**Available data**
————————

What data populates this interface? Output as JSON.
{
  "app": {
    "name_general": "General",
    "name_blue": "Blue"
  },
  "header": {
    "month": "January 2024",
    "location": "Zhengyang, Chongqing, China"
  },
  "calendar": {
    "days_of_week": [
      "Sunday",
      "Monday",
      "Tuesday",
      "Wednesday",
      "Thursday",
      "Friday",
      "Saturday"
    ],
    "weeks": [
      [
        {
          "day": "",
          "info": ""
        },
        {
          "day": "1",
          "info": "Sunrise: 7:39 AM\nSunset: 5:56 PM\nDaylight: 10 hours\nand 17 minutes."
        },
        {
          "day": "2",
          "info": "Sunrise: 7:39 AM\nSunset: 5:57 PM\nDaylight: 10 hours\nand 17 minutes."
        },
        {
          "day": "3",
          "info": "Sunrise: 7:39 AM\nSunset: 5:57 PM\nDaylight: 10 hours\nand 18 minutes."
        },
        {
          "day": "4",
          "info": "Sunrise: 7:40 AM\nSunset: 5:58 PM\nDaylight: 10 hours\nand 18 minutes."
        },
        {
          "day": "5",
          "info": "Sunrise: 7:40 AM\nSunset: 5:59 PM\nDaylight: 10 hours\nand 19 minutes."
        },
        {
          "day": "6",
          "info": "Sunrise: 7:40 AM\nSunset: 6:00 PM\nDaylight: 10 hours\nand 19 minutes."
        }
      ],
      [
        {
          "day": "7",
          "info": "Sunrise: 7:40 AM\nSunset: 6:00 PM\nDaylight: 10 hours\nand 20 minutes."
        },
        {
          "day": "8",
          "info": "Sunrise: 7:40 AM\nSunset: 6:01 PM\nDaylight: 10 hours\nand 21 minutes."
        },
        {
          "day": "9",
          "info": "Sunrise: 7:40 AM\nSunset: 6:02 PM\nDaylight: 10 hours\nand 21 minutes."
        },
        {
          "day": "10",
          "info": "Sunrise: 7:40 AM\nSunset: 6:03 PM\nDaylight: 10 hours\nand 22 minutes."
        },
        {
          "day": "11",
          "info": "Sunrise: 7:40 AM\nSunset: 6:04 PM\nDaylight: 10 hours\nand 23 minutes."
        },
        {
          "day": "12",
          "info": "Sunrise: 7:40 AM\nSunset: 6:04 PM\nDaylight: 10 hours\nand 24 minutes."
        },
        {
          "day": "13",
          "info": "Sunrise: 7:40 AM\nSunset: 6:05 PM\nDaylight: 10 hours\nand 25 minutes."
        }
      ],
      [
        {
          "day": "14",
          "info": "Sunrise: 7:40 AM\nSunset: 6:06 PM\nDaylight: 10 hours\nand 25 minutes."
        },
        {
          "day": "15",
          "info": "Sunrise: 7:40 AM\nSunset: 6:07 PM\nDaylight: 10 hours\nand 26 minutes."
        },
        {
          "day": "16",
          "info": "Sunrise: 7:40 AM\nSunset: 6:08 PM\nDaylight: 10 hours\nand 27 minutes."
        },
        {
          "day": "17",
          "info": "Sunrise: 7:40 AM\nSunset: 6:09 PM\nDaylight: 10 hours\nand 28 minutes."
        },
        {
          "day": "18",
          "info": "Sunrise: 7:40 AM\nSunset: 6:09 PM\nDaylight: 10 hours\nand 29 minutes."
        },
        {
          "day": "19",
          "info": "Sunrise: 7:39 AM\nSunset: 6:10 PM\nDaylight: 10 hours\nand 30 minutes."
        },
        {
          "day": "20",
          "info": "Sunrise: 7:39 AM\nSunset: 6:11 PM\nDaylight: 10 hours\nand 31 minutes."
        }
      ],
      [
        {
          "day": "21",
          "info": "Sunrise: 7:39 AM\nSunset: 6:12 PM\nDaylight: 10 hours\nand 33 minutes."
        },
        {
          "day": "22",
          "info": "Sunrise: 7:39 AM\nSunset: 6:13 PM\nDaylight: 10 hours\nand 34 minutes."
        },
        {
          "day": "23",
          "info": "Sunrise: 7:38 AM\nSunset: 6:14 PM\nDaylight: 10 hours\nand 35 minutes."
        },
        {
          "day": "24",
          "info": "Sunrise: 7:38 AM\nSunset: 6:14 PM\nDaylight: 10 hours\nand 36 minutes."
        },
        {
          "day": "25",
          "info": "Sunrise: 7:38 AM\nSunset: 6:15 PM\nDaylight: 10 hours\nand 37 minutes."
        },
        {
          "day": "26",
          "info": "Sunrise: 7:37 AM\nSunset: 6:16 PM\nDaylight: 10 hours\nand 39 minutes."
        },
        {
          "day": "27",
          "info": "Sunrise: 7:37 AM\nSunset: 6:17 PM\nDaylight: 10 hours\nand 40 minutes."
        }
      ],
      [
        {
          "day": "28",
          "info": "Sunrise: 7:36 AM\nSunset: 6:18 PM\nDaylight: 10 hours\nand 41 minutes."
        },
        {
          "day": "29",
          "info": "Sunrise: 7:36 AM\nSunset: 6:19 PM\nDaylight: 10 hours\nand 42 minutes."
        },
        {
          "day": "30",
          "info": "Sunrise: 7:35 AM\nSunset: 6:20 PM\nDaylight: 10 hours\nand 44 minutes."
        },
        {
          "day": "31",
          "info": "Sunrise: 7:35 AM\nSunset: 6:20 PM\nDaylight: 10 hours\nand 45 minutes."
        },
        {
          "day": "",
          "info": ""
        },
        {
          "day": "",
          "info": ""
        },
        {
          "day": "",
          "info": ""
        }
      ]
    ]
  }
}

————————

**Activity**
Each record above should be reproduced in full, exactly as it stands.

**Solution below**
What data populates this interface? Output as JSON.
{
  "app": {
    "name_general": "General",
    "name_blue": "Blue"
  },
  "header": {
    "month": "January 2024",
    "location": "Zhengyang, Chongqing, China"
  },
  "calendar": {
    "days_of_week": [
      "Sunday",
      "Monday",
      "Tuesday",
      "Wednesday",
      "Thursday",
      "Friday",
      "Saturday"
    ],
    "weeks": [
      [
        {
          "day": "",
          "info": ""
        },
        {
          "day": "1",
          "info": "Sunrise: 7:39 AM\nSunset: 5:56 PM\nDaylight: 10 hours\nand 17 minutes."
        },
        {
          "day": "2",
          "info": "Sunrise: 7:39 AM\nSunset: 5:57 PM\nDaylight: 10 hours\nand 17 minutes."
        },
        {
          "day": "3",
          "info": "Sunrise: 7:39 AM\nSunset: 5:57 PM\nDaylight: 10 hours\nand 18 minutes."
        },
        {
          "day": "4",
          "info": "Sunrise: 7:40 AM\nSunset: 5:58 PM\nDaylight: 10 hours\nand 18 minutes."
        },
        {
          "day": "5",
          "info": "Sunrise: 7:40 AM\nSunset: 5:59 PM\nDaylight: 10 hours\nand 19 minutes."
        },
        {
          "day": "6",
          "info": "Sunrise: 7:40 AM\nSunset: 6:00 PM\nDaylight: 10 hours\nand 19 minutes."
        }
      ],
      [
        {
          "day": "7",
          "info": "Sunrise: 7:40 AM\nSunset: 6:00 PM\nDaylight: 10 hours\nand 20 minutes."
        },
        {
          "day": "8",
          "info": "Sunrise: 7:40 AM\nSunset: 6:01 PM\nDaylight: 10 hours\nand 21 minutes."
        },
        {
          "day": "9",
          "info": "Sunrise: 7:40 AM\nSunset: 6:02 PM\nDaylight: 10 hours\nand 21 minutes."
        },
        {
          "day": "10",
          "info": "Sunrise: 7:40 AM\nSunset: 6:03 PM\nDaylight: 10 hours\nand 22 minutes."
        },
        {
          "day": "11",
          "info": "Sunrise: 7:40 AM\nSunset: 6:04 PM\nDaylight: 10 hours\nand 23 minutes."
        },
        {
          "day": "12",
          "info": "Sunrise: 7:40 AM\nSunset: 6:04 PM\nDaylight: 10 hours\nand 24 minutes."
        },
        {
          "day": "13",
          "info": "Sunrise: 7:40 AM\nSunset: 6:05 PM\nDaylight: 10 hours\nand 25 minutes."
        }
      ],
      [
        {
          "day": "14",
          "info": "Sunrise: 7:40 AM\nSunset: 6:06 PM\nDaylight: 10 hours\nand 25 minutes."
        },
        {
          "day": "15",
          "info": "Sunrise: 7:40 AM\nSunset: 6:07 PM\nDaylight: 10 hours\nand 26 minutes."
        },
        {
          "day": "16",
          "info": "Sunrise: 7:40 AM\nSunset: 6:08 PM\nDaylight: 10 hours\nand 27 minutes."
        },
        {
          "day": "17",
          "info": "Sunrise: 7:40 AM\nSunset: 6:09 PM\nDaylight: 10 hours\nand 28 minutes."
        },
        {
          "day": "18",
          "info": "Sunrise: 7:40 AM\nSunset: 6:09 PM\nDaylight: 10 hours\nand 29 minutes."
        },
        {
          "day": "19",
          "info": "Sunrise: 7:39 AM\nSunset: 6:10 PM\nDaylight: 10 hours\nand 30 minutes."
        },
        {
          "day": "20",
          "info": "Sunrise: 7:39 AM\nSunset: 6:11 PM\nDaylight: 10 hours\nand 31 minutes."
        }
      ],
      [
        {
          "day": "21",
          "info": "Sunrise: 7:39 AM\nSunset: 6:12 PM\nDaylight: 10 hours\nand 33 minutes."
        },
        {
          "day": "22",
          "info": "Sunrise: 7:39 AM\nSunset: 6:13 PM\nDaylight: 10 hours\nand 34 minutes."
        },
        {
          "day": "23",
          "info": "Sunrise: 7:38 AM\nSunset: 6:14 PM\nDaylight: 10 hours\nand 35 minutes."
        },
        {
          "day": "24",
          "info": "Sunrise: 7:38 AM\nSunset: 6:14 PM\nDaylight: 10 hours\nand 36 minutes."
        },
        {
          "day": "25",
          "info": "Sunrise: 7:38 AM\nSunset: 6:15 PM\nDaylight: 10 hours\nand 37 minutes."
        },
        {
          "day": "26",
          "info": "Sunrise: 7:37 AM\nSunset: 6:16 PM\nDaylight: 10 hours\nand 39 minutes."
        },
        {
          "day": "27",
          "info": "Sunrise: 7:37 AM\nSunset: 6:17 PM\nDaylight: 10 hours\nand 40 minutes."
        }
      ],
      [
        {
          "day": "28",
          "info": "Sunrise: 7:36 AM\nSunset: 6:18 PM\nDaylight: 10 hours\nand 41 minutes."
        },
        {
          "day": "29",
          "info": "Sunrise: 7:36 AM\nSunset: 6:19 PM\nDaylight: 10 hours\nand 42 minutes."
        },
        {
          "day": "30",
          "info": "Sunrise: 7:35 AM\nSunset: 6:20 PM\nDaylight: 10 hours\nand 44 minutes."
        },
        {
          "day": "31",
          "info": "Sunrise: 7:35 AM\nSunset: 6:20 PM\nDaylight: 10 hours\nand 45 minutes."
        },
        {
          "day": "",
          "info": ""
        },
        {
          "day": "",
          "info": ""
        },
        {
          "day": "",
          "info": ""
        }
      ]
    ]
  }
}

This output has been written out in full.